*** Opening Information ***

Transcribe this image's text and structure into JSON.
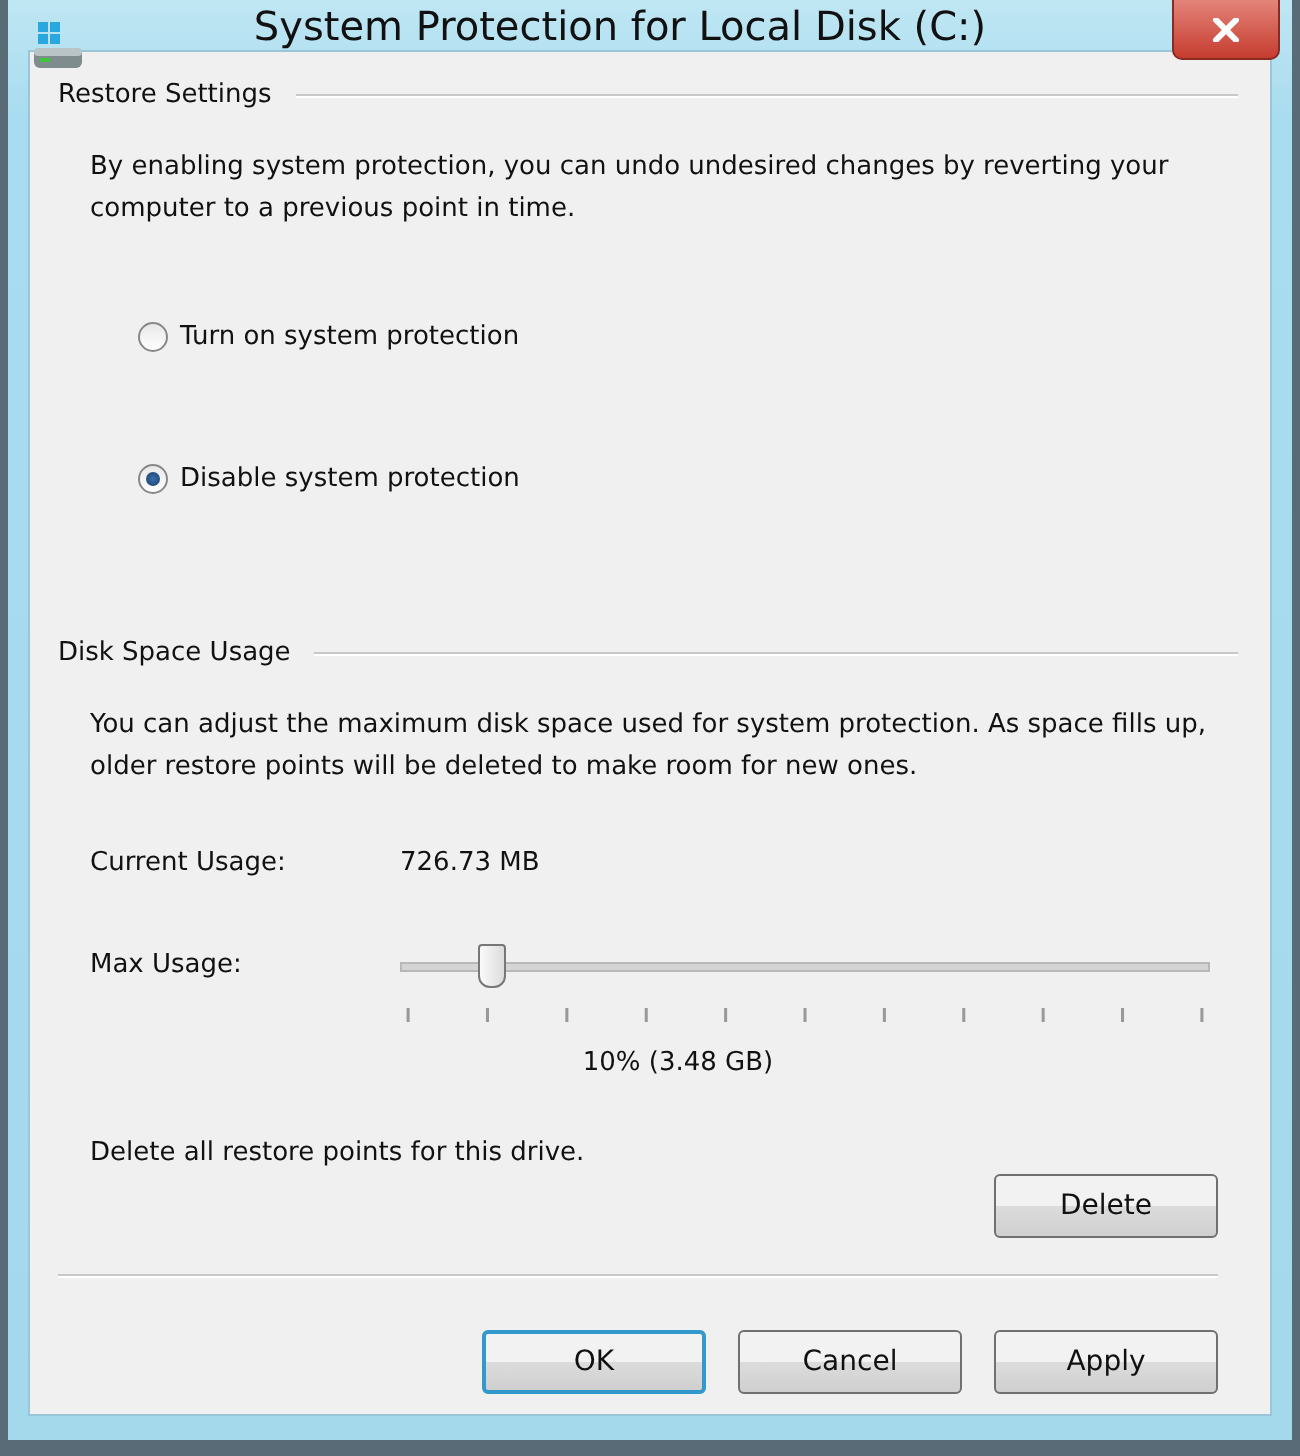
{
  "window": {
    "title": "System Protection for Local Disk (C:)"
  },
  "restore_settings": {
    "heading": "Restore Settings",
    "description": "By enabling system protection, you can undo undesired changes by reverting your computer to a previous point in time.",
    "options": [
      {
        "label": "Turn on system protection",
        "selected": false
      },
      {
        "label": "Disable system protection",
        "selected": true
      }
    ]
  },
  "disk_space_usage": {
    "heading": "Disk Space Usage",
    "description": "You can adjust the maximum disk space used for system protection. As space fills up, older restore points will be deleted to make room for new ones.",
    "current_usage_label": "Current Usage:",
    "current_usage_value": "726.73 MB",
    "max_usage_label": "Max Usage:",
    "max_usage_slider": {
      "level": 0.1
    },
    "max_usage_reading": "10% (3.48 GB)",
    "delete_text": "Delete all restore points for this drive.",
    "delete_button": "Delete"
  },
  "buttons": [
    {
      "label": "OK",
      "default": true
    },
    {
      "label": "Cancel",
      "default": false
    },
    {
      "label": "Apply",
      "default": false
    }
  ]
}
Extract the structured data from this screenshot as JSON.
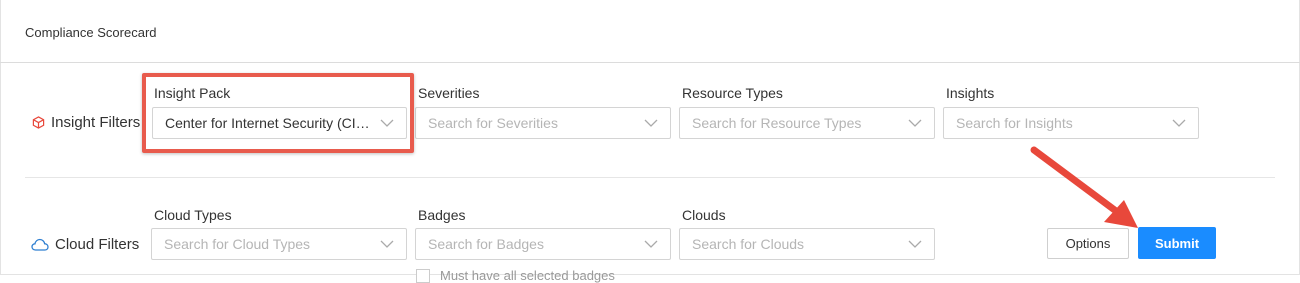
{
  "page": {
    "title": "Compliance Scorecard"
  },
  "insight_filters": {
    "label": "Insight Filters",
    "icon": "cube-icon",
    "fields": {
      "insight_pack": {
        "label": "Insight Pack",
        "value": "Center for Internet Security (CIS) ..."
      },
      "severities": {
        "label": "Severities",
        "placeholder": "Search for Severities"
      },
      "resource_types": {
        "label": "Resource Types",
        "placeholder": "Search for Resource Types"
      },
      "insights": {
        "label": "Insights",
        "placeholder": "Search for Insights"
      }
    }
  },
  "cloud_filters": {
    "label": "Cloud Filters",
    "icon": "cloud-icon",
    "fields": {
      "cloud_types": {
        "label": "Cloud Types",
        "placeholder": "Search for Cloud Types"
      },
      "badges": {
        "label": "Badges",
        "placeholder": "Search for Badges"
      },
      "clouds": {
        "label": "Clouds",
        "placeholder": "Search for Clouds"
      }
    },
    "badges_checkbox_label": "Must have all selected badges"
  },
  "actions": {
    "options_label": "Options",
    "submit_label": "Submit"
  },
  "colors": {
    "accent": "#1a8cff",
    "highlight": "#e85b4d",
    "icon_red": "#e8483b",
    "icon_blue": "#2f7fd1"
  }
}
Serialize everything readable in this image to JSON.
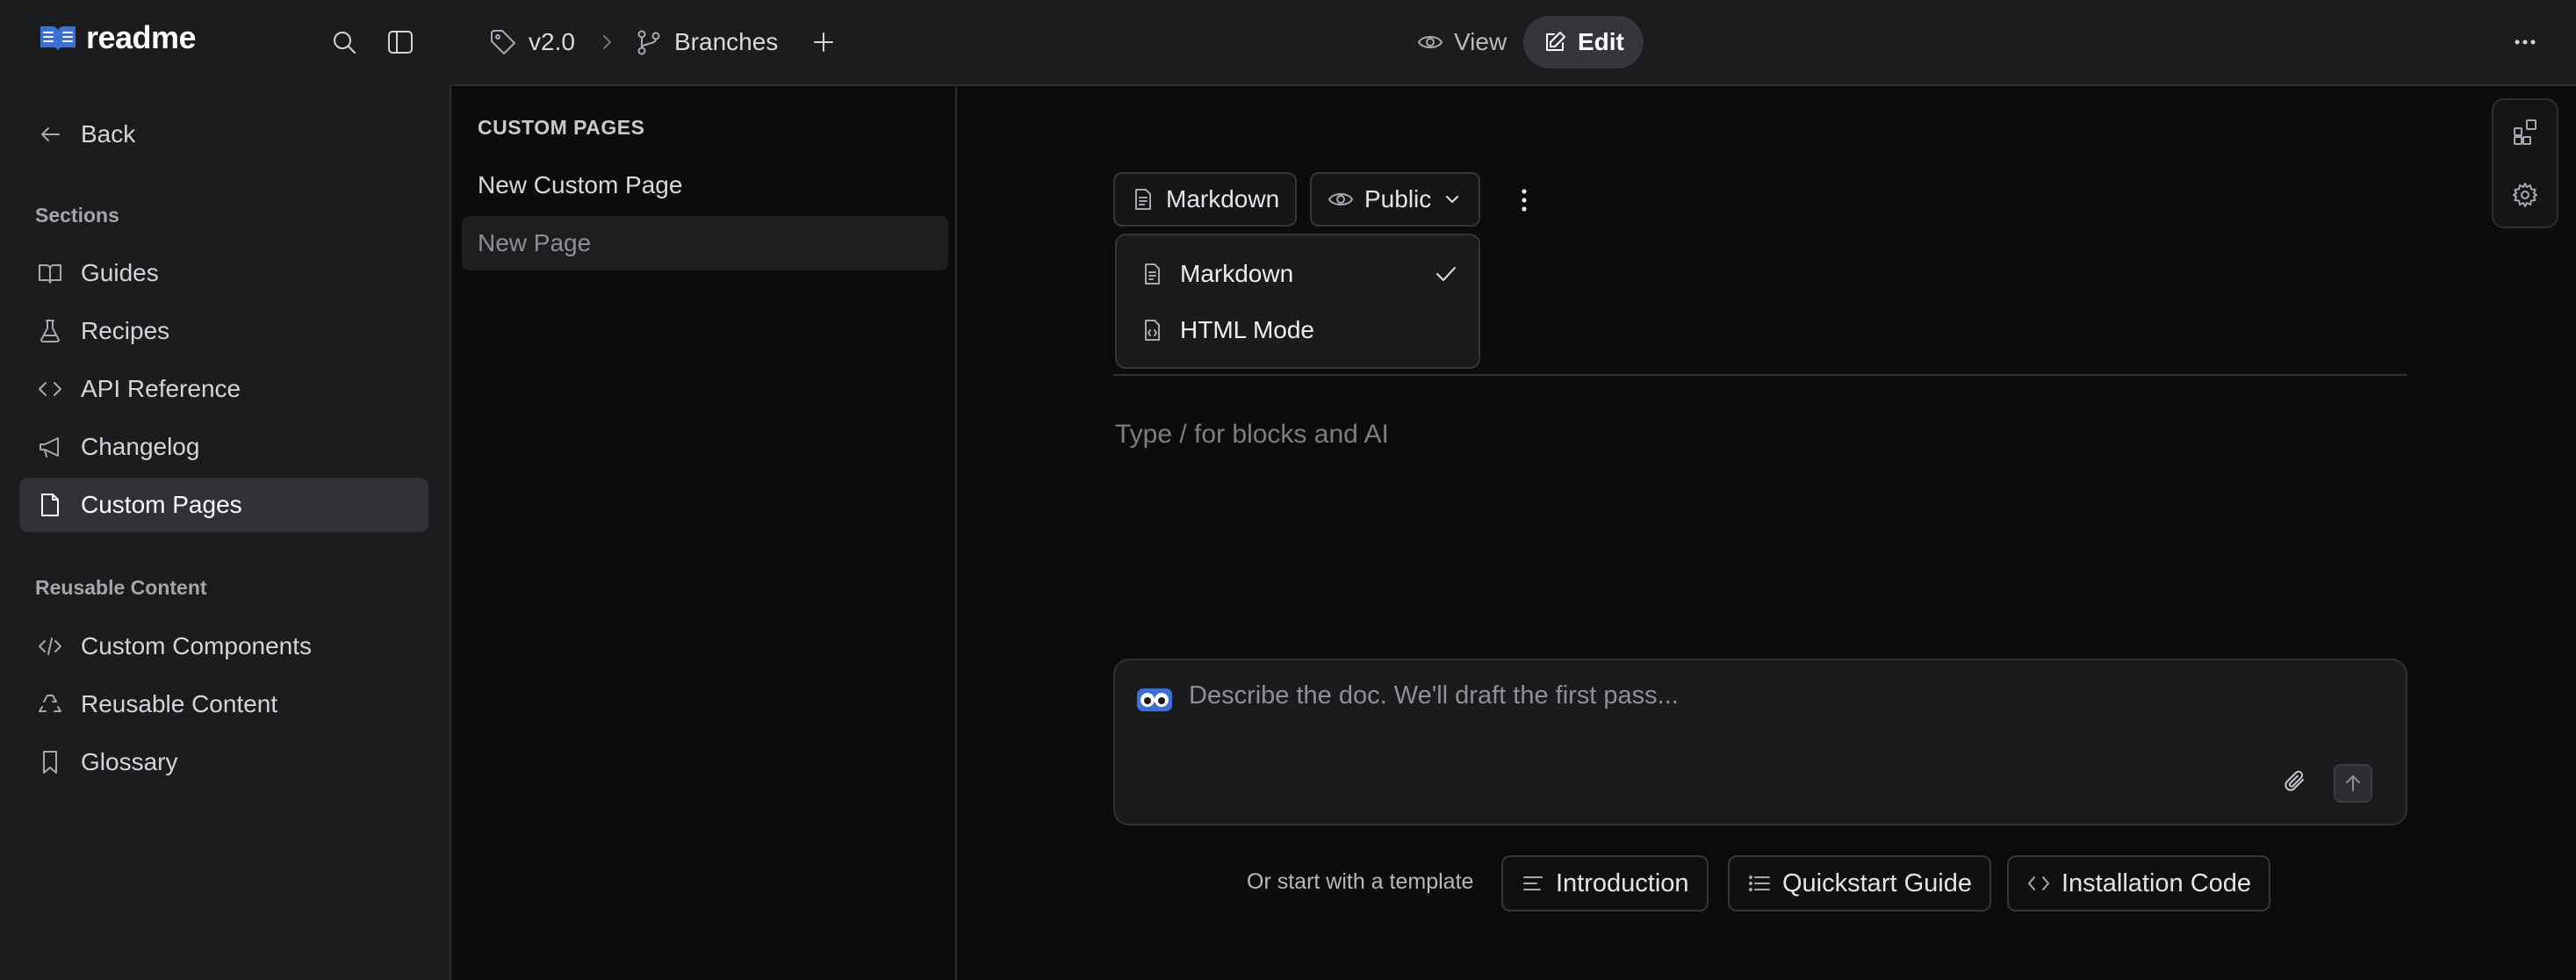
{
  "brand": {
    "name": "readme"
  },
  "topbar": {
    "version": "v2.0",
    "branches": "Branches",
    "view_label": "View",
    "edit_label": "Edit"
  },
  "sidebar": {
    "back_label": "Back",
    "sections_heading": "Sections",
    "sections": [
      {
        "label": "Guides",
        "icon": "book-icon"
      },
      {
        "label": "Recipes",
        "icon": "flask-icon"
      },
      {
        "label": "API Reference",
        "icon": "code-icon"
      },
      {
        "label": "Changelog",
        "icon": "megaphone-icon"
      },
      {
        "label": "Custom Pages",
        "icon": "file-icon",
        "active": true
      }
    ],
    "reusable_heading": "Reusable Content",
    "reusable": [
      {
        "label": "Custom Components",
        "icon": "code-slash-icon"
      },
      {
        "label": "Reusable Content",
        "icon": "recycle-icon"
      },
      {
        "label": "Glossary",
        "icon": "bookmark-icon"
      }
    ]
  },
  "pages": {
    "heading": "CUSTOM PAGES",
    "items": [
      "New Custom Page",
      "New Page"
    ]
  },
  "editor": {
    "format_label": "Markdown",
    "visibility_label": "Public",
    "format_menu": {
      "options": [
        "Markdown",
        "HTML Mode"
      ],
      "selected": "Markdown"
    },
    "body_placeholder": "Type / for blocks and AI",
    "ai_placeholder": "Describe the doc. We'll draft the first pass...",
    "template_prompt": "Or start with a template",
    "templates": [
      "Introduction",
      "Quickstart Guide",
      "Installation Code"
    ]
  },
  "colors": {
    "brand_blue": "#3b6fd8",
    "active_bg": "#303236",
    "canvas": "#0b0c0c"
  }
}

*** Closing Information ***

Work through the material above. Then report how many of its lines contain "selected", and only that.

4